## Work to be completed
Copy each line of the records below that mentions the word "Confirm".

## Exercise data
————

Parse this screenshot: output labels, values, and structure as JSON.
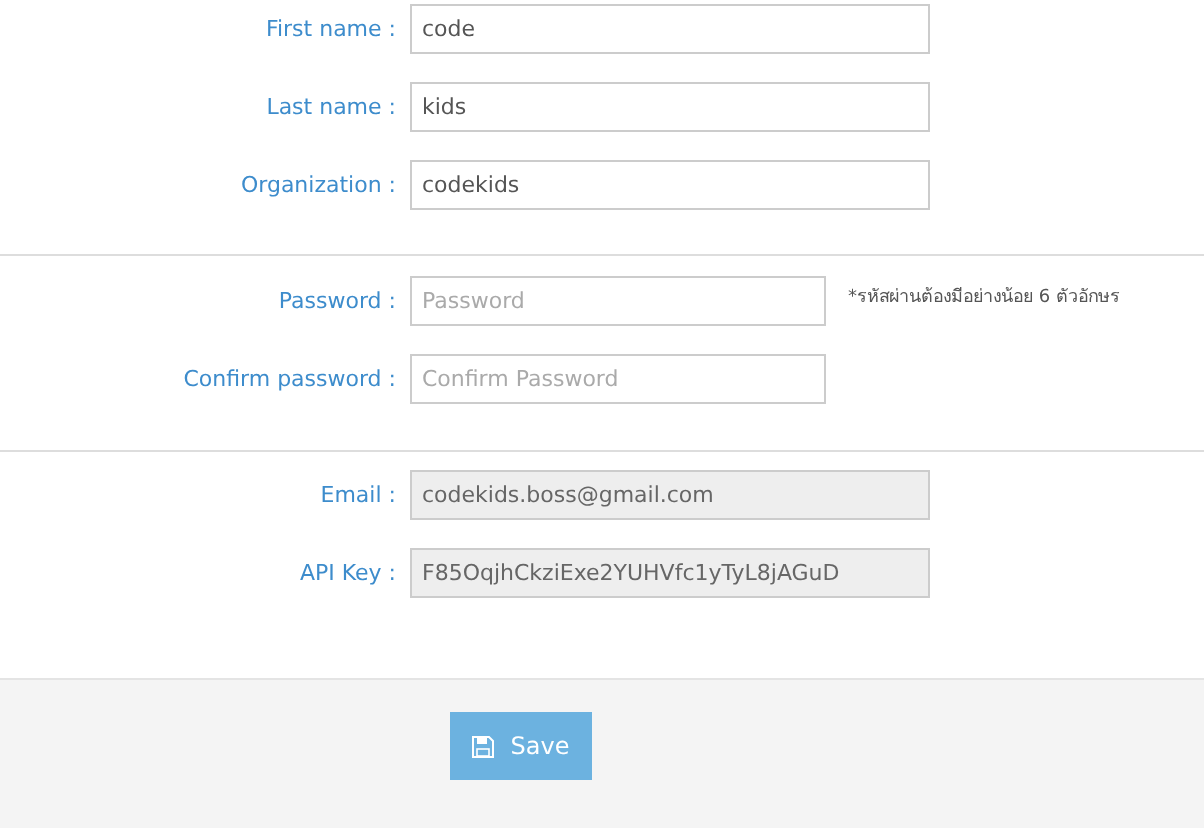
{
  "sections": [
    {
      "fields": [
        {
          "label": "First name :",
          "value": "code",
          "disabled": false
        },
        {
          "label": "Last name :",
          "value": "kids",
          "disabled": false
        },
        {
          "label": "Organization :",
          "value": "codekids",
          "disabled": false
        }
      ]
    },
    {
      "fields": [
        {
          "label": "Password :",
          "placeholder": "Password",
          "disabled": false,
          "note": "*รหัสผ่านต้องมีอย่างน้อย 6 ตัวอักษร"
        },
        {
          "label": "Confirm password :",
          "placeholder": "Confirm Password",
          "disabled": false
        }
      ]
    },
    {
      "fields": [
        {
          "label": "Email :",
          "value": "codekids.boss@gmail.com",
          "disabled": true
        },
        {
          "label": "API Key :",
          "value": "F85OqjhCkziExe2YUHVfc1yTyL8jAGuD",
          "disabled": true
        }
      ]
    }
  ],
  "save_button": {
    "label": "Save"
  }
}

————

## Reply
          "label": "Confirm password :",
          "placeholder": "Confirm Password",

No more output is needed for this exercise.